(Source data):
=====
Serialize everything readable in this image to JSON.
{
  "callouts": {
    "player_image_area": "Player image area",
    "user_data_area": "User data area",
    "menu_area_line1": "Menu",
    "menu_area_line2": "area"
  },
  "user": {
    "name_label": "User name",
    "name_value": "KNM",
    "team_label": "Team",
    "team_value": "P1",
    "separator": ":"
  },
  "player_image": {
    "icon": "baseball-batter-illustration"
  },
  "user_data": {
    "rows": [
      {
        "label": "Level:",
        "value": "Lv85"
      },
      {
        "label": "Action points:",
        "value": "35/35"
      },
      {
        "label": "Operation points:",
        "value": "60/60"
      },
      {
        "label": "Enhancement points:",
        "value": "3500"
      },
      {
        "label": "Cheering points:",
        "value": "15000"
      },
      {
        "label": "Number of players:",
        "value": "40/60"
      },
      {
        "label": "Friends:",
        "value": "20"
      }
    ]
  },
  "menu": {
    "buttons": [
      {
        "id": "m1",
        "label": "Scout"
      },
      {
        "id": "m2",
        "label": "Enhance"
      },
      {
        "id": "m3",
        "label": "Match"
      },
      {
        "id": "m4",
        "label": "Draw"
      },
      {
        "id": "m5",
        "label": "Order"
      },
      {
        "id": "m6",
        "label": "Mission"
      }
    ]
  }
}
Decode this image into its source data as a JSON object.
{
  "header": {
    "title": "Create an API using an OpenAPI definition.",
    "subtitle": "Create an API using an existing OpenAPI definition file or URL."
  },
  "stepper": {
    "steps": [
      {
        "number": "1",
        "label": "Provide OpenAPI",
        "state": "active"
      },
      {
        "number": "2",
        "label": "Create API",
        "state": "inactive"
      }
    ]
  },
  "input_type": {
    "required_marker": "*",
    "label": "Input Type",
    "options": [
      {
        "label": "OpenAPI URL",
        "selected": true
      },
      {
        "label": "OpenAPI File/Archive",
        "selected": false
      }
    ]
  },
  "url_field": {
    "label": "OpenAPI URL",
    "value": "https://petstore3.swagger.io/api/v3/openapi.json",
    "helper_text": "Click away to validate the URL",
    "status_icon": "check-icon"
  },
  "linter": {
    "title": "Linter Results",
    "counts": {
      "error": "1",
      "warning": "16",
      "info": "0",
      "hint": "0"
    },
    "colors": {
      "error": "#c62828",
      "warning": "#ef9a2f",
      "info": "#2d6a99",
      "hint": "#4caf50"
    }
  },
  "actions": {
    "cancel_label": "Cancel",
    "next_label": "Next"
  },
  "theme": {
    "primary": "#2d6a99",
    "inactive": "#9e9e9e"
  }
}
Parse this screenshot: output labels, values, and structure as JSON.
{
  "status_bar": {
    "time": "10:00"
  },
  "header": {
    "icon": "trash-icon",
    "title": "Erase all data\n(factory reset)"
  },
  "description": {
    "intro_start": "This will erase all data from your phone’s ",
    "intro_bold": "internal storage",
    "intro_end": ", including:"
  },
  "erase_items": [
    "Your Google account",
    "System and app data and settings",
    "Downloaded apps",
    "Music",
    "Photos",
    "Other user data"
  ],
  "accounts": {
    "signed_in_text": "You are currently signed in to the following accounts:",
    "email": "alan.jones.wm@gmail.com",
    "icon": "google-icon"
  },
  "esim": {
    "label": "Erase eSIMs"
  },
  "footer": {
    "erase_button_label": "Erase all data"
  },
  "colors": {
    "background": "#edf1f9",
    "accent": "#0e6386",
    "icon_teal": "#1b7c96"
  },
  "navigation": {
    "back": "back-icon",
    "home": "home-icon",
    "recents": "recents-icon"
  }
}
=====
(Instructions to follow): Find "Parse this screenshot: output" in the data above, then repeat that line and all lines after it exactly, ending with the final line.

(Worked solution):
Parse this screenshot: output labels, values, and structure as JSON.
{
  "status_bar": {
    "time": "10:00"
  },
  "header": {
    "icon": "trash-icon",
    "title": "Erase all data\n(factory reset)"
  },
  "description": {
    "intro_start": "This will erase all data from your phone’s ",
    "intro_bold": "internal storage",
    "intro_end": ", including:"
  },
  "erase_items": [
    "Your Google account",
    "System and app data and settings",
    "Downloaded apps",
    "Music",
    "Photos",
    "Other user data"
  ],
  "accounts": {
    "signed_in_text": "You are currently signed in to the following accounts:",
    "email": "alan.jones.wm@gmail.com",
    "icon": "google-icon"
  },
  "esim": {
    "label": "Erase eSIMs"
  },
  "footer": {
    "erase_button_label": "Erase all data"
  },
  "colors": {
    "background": "#edf1f9",
    "accent": "#0e6386",
    "icon_teal": "#1b7c96"
  },
  "navigation": {
    "back": "back-icon",
    "home": "home-icon",
    "recents": "recents-icon"
  }
}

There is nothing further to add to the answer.